By 2007, though, Rutgers was eager to get started on a long-in-the-works plan to develop College Avenue, and the grease trucks were put on month-to-month agreements. The road is to be the site of a $295 million redevelopment project done in conjunction with the New Brunswick Development Corporation, known as Devco. Lot 8 site is slated for a 500-bed apartment-style housing complex, as well as a university honors college and new academic building.
Rutgers, it’s clear, is more broadly questioning where something called a “grease truck” fits into the future of a modern university. In putting together a new policy for mobile vendors, the university argued that the rent paid by the food trucks doesn’t nearly cover what the school puts out for security, electricity and, yes, grease removal. The school raised the idea that students today are looking for a variety of cuisines and healthy food choices. His truck has added salads over the years, Elnaggar points out.
Elnaggar says that he was only told in mid-July that the grease trucks needed to be out of Lot 8 by mid-August. Miranda, the university spokesperson, counters that the vendors were told that a change was coming some two years ago. It’s actually been longer than that, says Elnaggar with a laugh. “We’ve been knowing about this master plan for this area since I came to this parking lot in 1997. Yes, we know it was going to happen, but when was it going to happen?”
On Monday of this week, Elnaggar says he found out that he had been approved for a new spot on Rutgers’ Livingston campus, about a five-minute drive away on Joyce Kilmer Avenue.
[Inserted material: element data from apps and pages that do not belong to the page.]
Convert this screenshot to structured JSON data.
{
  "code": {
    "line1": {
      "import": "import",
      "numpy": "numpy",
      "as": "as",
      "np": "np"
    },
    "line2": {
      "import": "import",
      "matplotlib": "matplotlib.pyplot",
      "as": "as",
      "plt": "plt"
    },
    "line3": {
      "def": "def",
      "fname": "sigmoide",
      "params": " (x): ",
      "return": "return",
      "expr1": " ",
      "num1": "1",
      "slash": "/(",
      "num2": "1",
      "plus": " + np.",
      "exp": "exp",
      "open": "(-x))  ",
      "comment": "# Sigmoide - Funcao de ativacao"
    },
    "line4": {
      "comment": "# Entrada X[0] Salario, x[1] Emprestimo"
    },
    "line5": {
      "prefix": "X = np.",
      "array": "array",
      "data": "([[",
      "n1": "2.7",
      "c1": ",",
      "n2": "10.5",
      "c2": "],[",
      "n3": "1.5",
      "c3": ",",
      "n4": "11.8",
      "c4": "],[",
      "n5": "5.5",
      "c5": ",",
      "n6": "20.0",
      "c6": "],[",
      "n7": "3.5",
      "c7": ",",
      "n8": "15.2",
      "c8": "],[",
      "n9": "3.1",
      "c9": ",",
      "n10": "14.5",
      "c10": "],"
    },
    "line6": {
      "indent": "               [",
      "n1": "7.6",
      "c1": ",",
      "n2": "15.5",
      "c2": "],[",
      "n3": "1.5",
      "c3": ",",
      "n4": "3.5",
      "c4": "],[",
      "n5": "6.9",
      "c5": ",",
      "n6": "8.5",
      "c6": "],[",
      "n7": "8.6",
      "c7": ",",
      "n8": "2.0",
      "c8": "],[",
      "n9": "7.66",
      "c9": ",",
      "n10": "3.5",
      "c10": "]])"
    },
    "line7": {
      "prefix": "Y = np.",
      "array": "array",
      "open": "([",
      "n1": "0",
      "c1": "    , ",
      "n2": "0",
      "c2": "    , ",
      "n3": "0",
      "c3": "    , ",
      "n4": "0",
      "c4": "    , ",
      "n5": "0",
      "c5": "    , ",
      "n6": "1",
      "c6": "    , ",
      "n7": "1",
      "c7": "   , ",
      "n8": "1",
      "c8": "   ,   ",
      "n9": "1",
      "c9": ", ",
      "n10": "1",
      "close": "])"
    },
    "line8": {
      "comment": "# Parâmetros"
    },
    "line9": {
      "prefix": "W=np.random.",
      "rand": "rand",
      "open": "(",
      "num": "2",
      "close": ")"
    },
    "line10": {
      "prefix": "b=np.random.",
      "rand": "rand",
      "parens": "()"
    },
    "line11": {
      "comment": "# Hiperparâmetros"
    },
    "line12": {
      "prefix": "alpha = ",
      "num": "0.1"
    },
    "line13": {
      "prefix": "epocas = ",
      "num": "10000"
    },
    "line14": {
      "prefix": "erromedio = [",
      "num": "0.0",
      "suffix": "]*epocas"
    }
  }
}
There’s upsides and downsides to the new arrangement, he says. The positives include that his new contract will allow him to operate until 2am, far later than his current 7pm closing time. (Fat Sandwiches are, unsurprisingly, popular late-night fare with students, but they get them by visiting other Lot 8 trucks.) And he won’t be forced to compete for a space back out on College Avenue. “For a trailer of this length,” he says, “it’d be a hell of a challenge every day.”
But there are, for him, considerable negatives. “The bad news,” Elnaggar says, “is that we’re leaving this beautiful spot where we’ve been for more than 20 years.” More than that, though, there are operational concerns. He’s being cut off from Rutgers’ electrical system and its trash services. Under the new plan, his trucks will be required to leave campus between 3am and 6am What’s the point?, he wonders. (Miranda, the university spokesperson, says that the point is at least in part to be able to “maintain the site.”) Elnaggar will have to rig up a generator, and if it’s not fully back into the wild, it’s far more disconnected from the grid than his grease truck has been in the 16 years he’s owned it.
“We’ll be on our own,” says Elnaggar. “They’re basically just giving us a spot and,” he snaps his fingers, “that’s it.”
Still, Elnaggar is the optimistic sort. The direction New Brunswick’s iconic grease trucks are headed is, in many ways, back to their roots as roaming purveyors of foods that customers can’t help but flock to. “If we keep making the good sandwiches,” he says, “and we will, the people will follow.”
Nancy Scola is a Washington, DC-based journalist whose work tends to focus on the intersections of technology, politics, and public policy. Shortly after returning from Havana she started as a tech reporter at POLITICO.